:: TASK DIRECTIONS ::
Extract the records in full, leaving every picture out.

:: DATA FOR PROCESSING ::
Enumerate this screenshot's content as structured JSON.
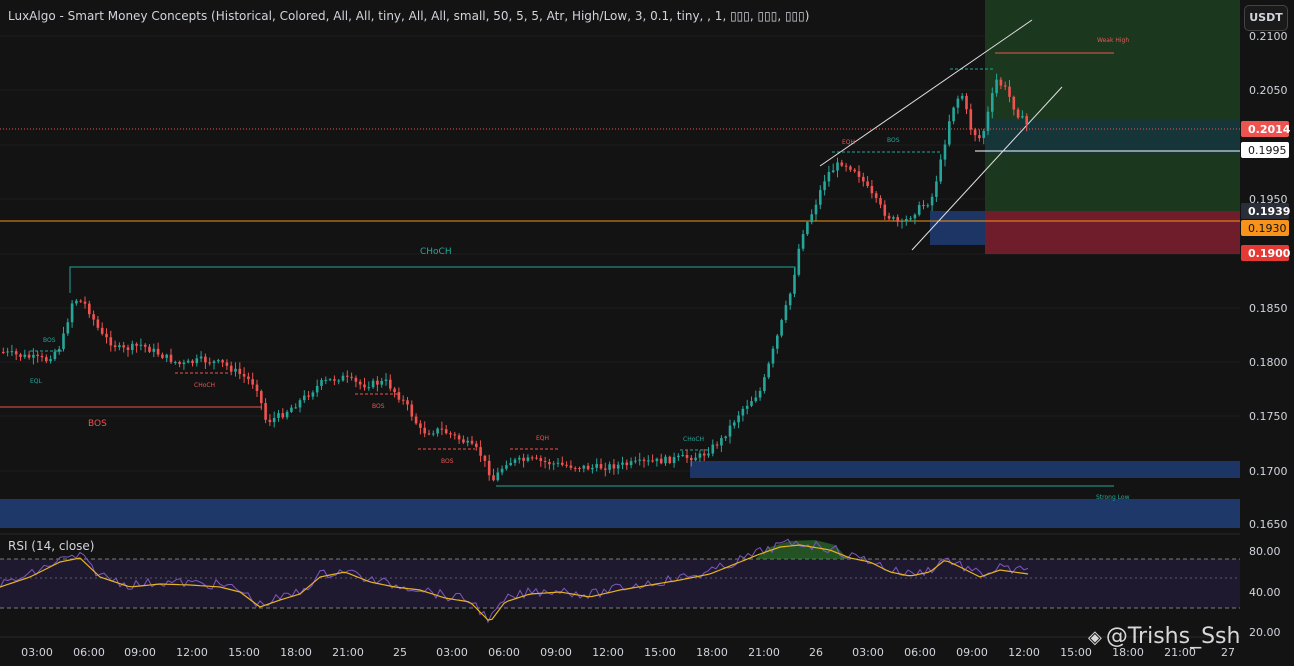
{
  "indicator_title": "LuxAlgo - Smart Money Concepts (Historical, Colored, All, All, tiny, All, All, small, 50, 5, 5, Atr, High/Low, 3, 0.1, tiny, , 1, ▯▯▯, ▯▯▯, ▯▯▯)",
  "currency_button": "USDT",
  "price_axis": {
    "ticks": [
      "0.2100",
      "0.2050",
      "0.1950",
      "0.1850",
      "0.1800",
      "0.1750",
      "0.1700",
      "0.1650"
    ],
    "badges": {
      "last_price": "0.2014",
      "white_level": "0.1995",
      "level_1939": "0.1939",
      "orange_level": "0.1930",
      "red_level": "0.1900"
    }
  },
  "time_axis": [
    "03:00",
    "06:00",
    "09:00",
    "12:00",
    "15:00",
    "18:00",
    "21:00",
    "25",
    "03:00",
    "06:00",
    "09:00",
    "12:00",
    "15:00",
    "18:00",
    "21:00",
    "26",
    "03:00",
    "06:00",
    "09:00",
    "12:00",
    "15:00",
    "18:00",
    "21:00",
    "27"
  ],
  "annotations": {
    "choch_main": "CHoCH",
    "bos_left": "BOS",
    "bos_small_1": "BOS",
    "eql": "EQL",
    "choch_small": "CHoCH",
    "bos_small_2": "BOS",
    "bos_small_3": "BOS",
    "eqh_1": "EQH",
    "choch_green": "CHoCH",
    "eqh_2": "EQH",
    "bos_green": "BOS",
    "weak_high": "Weak High",
    "strong_low": "Strong Low"
  },
  "rsi": {
    "title": "RSI (14, close)",
    "ticks": [
      "80.00",
      "40.00",
      "20.00"
    ]
  },
  "colors": {
    "background": "#131313",
    "bull": "#26a69a",
    "bear": "#ef5350",
    "orange": "#f7931a",
    "rsi_line": "#7e57c2",
    "rsi_ma": "#e6b422",
    "zone_blue": "#1e3a6e",
    "zone_green": "#1b3a20",
    "zone_red": "#7a1f2e"
  },
  "watermark": "@Trishs_Ssh"
}
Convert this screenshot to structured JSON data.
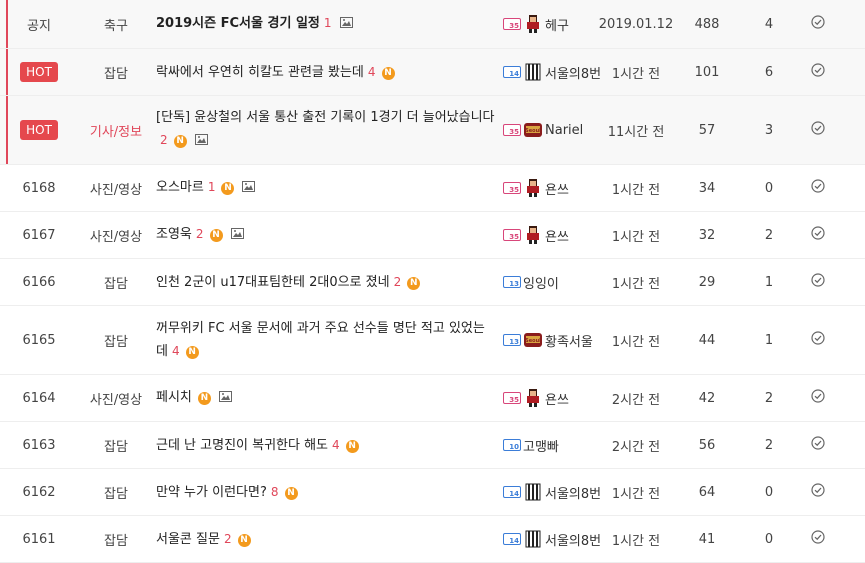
{
  "colors": {
    "accent_red": "#e0475a",
    "hot_bg": "#e5484d",
    "n_badge": "#f39a1d",
    "level_pink": "#d8467a",
    "level_blue": "#3b7dd8"
  },
  "rows": [
    {
      "no": "공지",
      "category": "축구",
      "title": "2019시즌 FC서울 경기 일정",
      "comments": "1",
      "new": false,
      "image": true,
      "author": "헤구",
      "level": "35",
      "avatar": "red-player-avatar-icon",
      "date": "2019.01.12",
      "views": "488",
      "votes": "4"
    },
    {
      "no": "HOT",
      "category": "잡담",
      "title": "락싸에서 우연히 히칼도 관련글 봤는데",
      "comments": "4",
      "new": true,
      "image": false,
      "author": "서울의8번",
      "level": "14",
      "avatar": "striped-jersey-avatar-icon",
      "date": "1시간 전",
      "views": "101",
      "votes": "6"
    },
    {
      "no": "HOT",
      "category": "기사/정보",
      "title": "[단독] 윤상철의 서울 통산 출전 기록이 1경기 더 늘어났습니다",
      "comments": "2",
      "new": true,
      "image": true,
      "author": "Nariel",
      "level": "35",
      "avatar": "seoul-badge-avatar-icon",
      "date": "11시간 전",
      "views": "57",
      "votes": "3"
    },
    {
      "no": "6168",
      "category": "사진/영상",
      "title": "오스마르",
      "comments": "1",
      "new": true,
      "image": true,
      "author": "욘쓰",
      "level": "35",
      "avatar": "red-player-avatar-icon",
      "date": "1시간 전",
      "views": "34",
      "votes": "0"
    },
    {
      "no": "6167",
      "category": "사진/영상",
      "title": "조영욱",
      "comments": "2",
      "new": true,
      "image": true,
      "author": "욘쓰",
      "level": "35",
      "avatar": "red-player-avatar-icon",
      "date": "1시간 전",
      "views": "32",
      "votes": "2"
    },
    {
      "no": "6166",
      "category": "잡담",
      "title": "인천 2군이 u17대표팀한테 2대0으로 졌네",
      "comments": "2",
      "new": true,
      "image": false,
      "author": "잉잉이",
      "level": "13",
      "avatar": "",
      "date": "1시간 전",
      "views": "29",
      "votes": "1"
    },
    {
      "no": "6165",
      "category": "잡담",
      "title": "꺼무위키 FC 서울 문서에 과거 주요 선수들 명단 적고 있었는데",
      "comments": "4",
      "new": true,
      "image": false,
      "author": "황족서울",
      "level": "13",
      "avatar": "seoul-badge-avatar-icon",
      "date": "1시간 전",
      "views": "44",
      "votes": "1"
    },
    {
      "no": "6164",
      "category": "사진/영상",
      "title": "페시치",
      "comments": "",
      "new": true,
      "image": true,
      "author": "욘쓰",
      "level": "35",
      "avatar": "red-player-avatar-icon",
      "date": "2시간 전",
      "views": "42",
      "votes": "2"
    },
    {
      "no": "6163",
      "category": "잡담",
      "title": "근데 난 고명진이 복귀한다 해도",
      "comments": "4",
      "new": true,
      "image": false,
      "author": "고맹빠",
      "level": "10",
      "avatar": "",
      "date": "2시간 전",
      "views": "56",
      "votes": "2"
    },
    {
      "no": "6162",
      "category": "잡담",
      "title": "만약 누가 이런다면?",
      "comments": "8",
      "new": true,
      "image": false,
      "author": "서울의8번",
      "level": "14",
      "avatar": "striped-jersey-avatar-icon",
      "date": "1시간 전",
      "views": "64",
      "votes": "0"
    },
    {
      "no": "6161",
      "category": "잡담",
      "title": "서울콘 질문",
      "comments": "2",
      "new": true,
      "image": false,
      "author": "서울의8번",
      "level": "14",
      "avatar": "striped-jersey-avatar-icon",
      "date": "1시간 전",
      "views": "41",
      "votes": "0"
    }
  ],
  "badges": {
    "new_label": "N"
  }
}
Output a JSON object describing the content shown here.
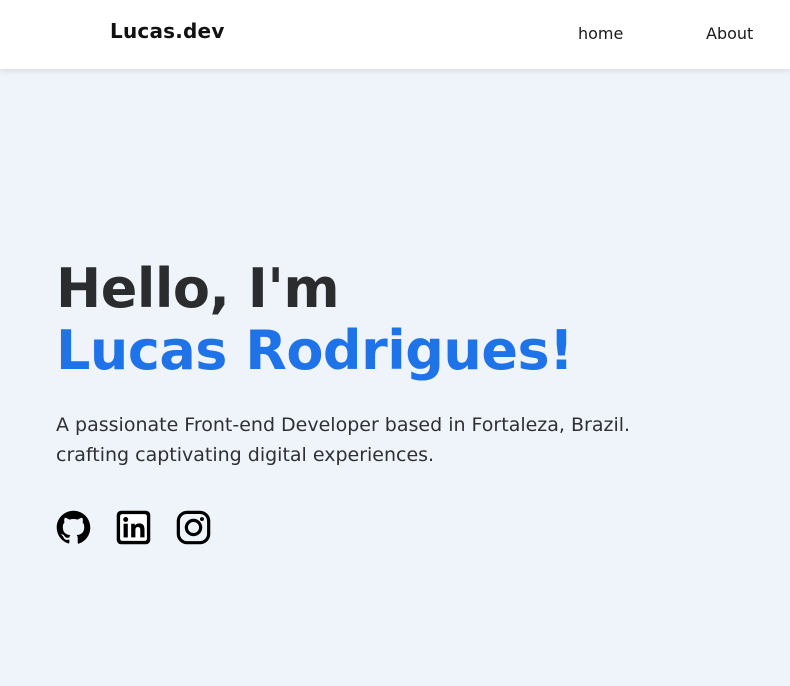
{
  "navbar": {
    "logo": "Lucas.dev",
    "links": [
      {
        "label": "home"
      },
      {
        "label": "About"
      }
    ]
  },
  "hero": {
    "greeting": "Hello, I'm",
    "name": "Lucas Rodrigues!",
    "description_line1": "A passionate Front-end Developer based in Fortaleza, Brazil.",
    "description_line2": "crafting captivating digital experiences."
  },
  "socials": [
    {
      "icon": "github-icon"
    },
    {
      "icon": "linkedin-icon"
    },
    {
      "icon": "instagram-icon"
    }
  ],
  "colors": {
    "background": "#eff4fb",
    "navbar": "#ffffff",
    "accent": "#1f73e8",
    "heading": "#2a2c2e",
    "text": "#2e3033"
  }
}
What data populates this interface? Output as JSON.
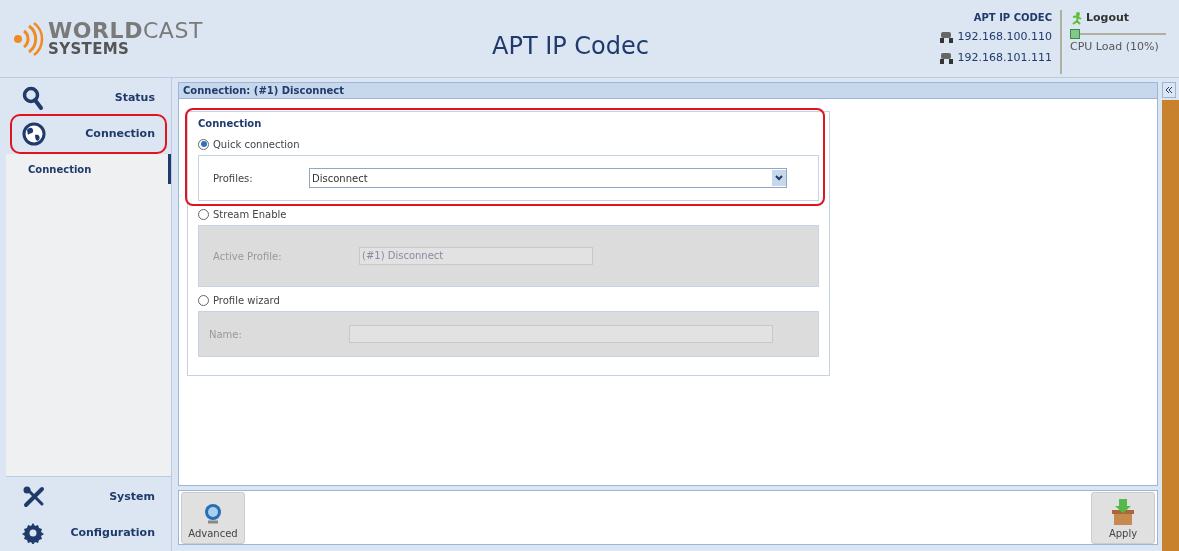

:: ANSWER TO THE EXERCISE ::
Enumerate this screenshot's content as structured JSON.
{
  "indicator_title": "LuxAlgo - Smart Money Concepts (Historical, Colored, All, All, tiny, All, All, small, 50, 5, 5, Atr, High/Low, 3, 0.1, tiny, , 1, ▯▯▯, ▯▯▯, ▯▯▯)",
  "currency_button": "USDT",
  "price_axis": {
    "ticks": [
      "0.2100",
      "0.2050",
      "0.1950",
      "0.1850",
      "0.1800",
      "0.1750",
      "0.1700",
      "0.1650"
    ],
    "badges": {
      "last_price": "0.2014",
      "white_level": "0.1995",
      "level_1939": "0.1939",
      "orange_level": "0.1930",
      "red_level": "0.1900"
    }
  },
  "time_axis": [
    "03:00",
    "06:00",
    "09:00",
    "12:00",
    "15:00",
    "18:00",
    "21:00",
    "25",
    "03:00",
    "06:00",
    "09:00",
    "12:00",
    "15:00",
    "18:00",
    "21:00",
    "26",
    "03:00",
    "06:00",
    "09:00",
    "12:00",
    "15:00",
    "18:00",
    "21:00",
    "27"
  ],
  "annotations": {
    "choch_main": "CHoCH",
    "bos_left": "BOS",
    "bos_small_1": "BOS",
    "eql": "EQL",
    "choch_small": "CHoCH",
    "bos_small_2": "BOS",
    "bos_small_3": "BOS",
    "eqh_1": "EQH",
    "choch_green": "CHoCH",
    "eqh_2": "EQH",
    "bos_green": "BOS",
    "weak_high": "Weak High",
    "strong_low": "Strong Low"
  },
  "rsi": {
    "title": "RSI (14, close)",
    "ticks": [
      "80.00",
      "40.00",
      "20.00"
    ]
  },
  "colors": {
    "background": "#131313",
    "bull": "#26a69a",
    "bear": "#ef5350",
    "orange": "#f7931a",
    "rsi_line": "#7e57c2",
    "rsi_ma": "#e6b422",
    "zone_blue": "#1e3a6e",
    "zone_green": "#1b3a20",
    "zone_red": "#7a1f2e"
  },
  "watermark": "@Trishs_Ssh"
}
Convert this screenshot to structured JSON data.
{
  "colors": {
    "accent_red": "#e0475a",
    "hot_bg": "#e5484d",
    "n_badge": "#f39a1d",
    "level_pink": "#d8467a",
    "level_blue": "#3b7dd8"
  },
  "rows": [
    {
      "no": "공지",
      "category": "축구",
      "title": "2019시즌 FC서울 경기 일정",
      "comments": "1",
      "new": false,
      "image": true,
      "author": "헤구",
      "level": "35",
      "avatar": "red-player-avatar-icon",
      "date": "2019.01.12",
      "views": "488",
      "votes": "4"
    },
    {
      "no": "HOT",
      "category": "잡담",
      "title": "락싸에서 우연히 히칼도 관련글 봤는데",
      "comments": "4",
      "new": true,
      "image": false,
      "author": "서울의8번",
      "level": "14",
      "avatar": "striped-jersey-avatar-icon",
      "date": "1시간 전",
      "views": "101",
      "votes": "6"
    },
    {
      "no": "HOT",
      "category": "기사/정보",
      "title": "[단독] 윤상철의 서울 통산 출전 기록이 1경기 더 늘어났습니다",
      "comments": "2",
      "new": true,
      "image": true,
      "author": "Nariel",
      "level": "35",
      "avatar": "seoul-badge-avatar-icon",
      "date": "11시간 전",
      "views": "57",
      "votes": "3"
    },
    {
      "no": "6168",
      "category": "사진/영상",
      "title": "오스마르",
      "comments": "1",
      "new": true,
      "image": true,
      "author": "욘쓰",
      "level": "35",
      "avatar": "red-player-avatar-icon",
      "date": "1시간 전",
      "views": "34",
      "votes": "0"
    },
    {
      "no": "6167",
      "category": "사진/영상",
      "title": "조영욱",
      "comments": "2",
      "new": true,
      "image": true,
      "author": "욘쓰",
      "level": "35",
      "avatar": "red-player-avatar-icon",
      "date": "1시간 전",
      "views": "32",
      "votes": "2"
    },
    {
      "no": "6166",
      "category": "잡담",
      "title": "인천 2군이 u17대표팀한테 2대0으로 졌네",
      "comments": "2",
      "new": true,
      "image": false,
      "author": "잉잉이",
      "level": "13",
      "avatar": "",
      "date": "1시간 전",
      "views": "29",
      "votes": "1"
    },
    {
      "no": "6165",
      "category": "잡담",
      "title": "꺼무위키 FC 서울 문서에 과거 주요 선수들 명단 적고 있었는데",
      "comments": "4",
      "new": true,
      "image": false,
      "author": "황족서울",
      "level": "13",
      "avatar": "seoul-badge-avatar-icon",
      "date": "1시간 전",
      "views": "44",
      "votes": "1"
    },
    {
      "no": "6164",
      "category": "사진/영상",
      "title": "페시치",
      "comments": "",
      "new": true,
      "image": true,
      "author": "욘쓰",
      "level": "35",
      "avatar": "red-player-avatar-icon",
      "date": "2시간 전",
      "views": "42",
      "votes": "2"
    },
    {
      "no": "6163",
      "category": "잡담",
      "title": "근데 난 고명진이 복귀한다 해도",
      "comments": "4",
      "new": true,
      "image": false,
      "author": "고맹빠",
      "level": "10",
      "avatar": "",
      "date": "2시간 전",
      "views": "56",
      "votes": "2"
    },
    {
      "no": "6162",
      "category": "잡담",
      "title": "만약 누가 이런다면?",
      "comments": "8",
      "new": true,
      "image": false,
      "author": "서울의8번",
      "level": "14",
      "avatar": "striped-jersey-avatar-icon",
      "date": "1시간 전",
      "views": "64",
      "votes": "0"
    },
    {
      "no": "6161",
      "category": "잡담",
      "title": "서울콘 질문",
      "comments": "2",
      "new": true,
      "image": false,
      "author": "서울의8번",
      "level": "14",
      "avatar": "striped-jersey-avatar-icon",
      "date": "1시간 전",
      "views": "41",
      "votes": "0"
    }
  ],
  "badges": {
    "new_label": "N"
  }
}
Output a JSON object describing the content shown here.
{
  "navbar": {
    "logo": "Lucas.dev",
    "links": [
      {
        "label": "home"
      },
      {
        "label": "About"
      }
    ]
  },
  "hero": {
    "greeting": "Hello, I'm",
    "name": "Lucas Rodrigues!",
    "description_line1": "A passionate Front-end Developer based in Fortaleza, Brazil.",
    "description_line2": "crafting captivating digital experiences."
  },
  "socials": [
    {
      "icon": "github-icon"
    },
    {
      "icon": "linkedin-icon"
    },
    {
      "icon": "instagram-icon"
    }
  ],
  "colors": {
    "background": "#eff4fb",
    "navbar": "#ffffff",
    "accent": "#1f73e8",
    "heading": "#2a2c2e",
    "text": "#2e3033"
  }
}
What data populates this interface? Output as JSON.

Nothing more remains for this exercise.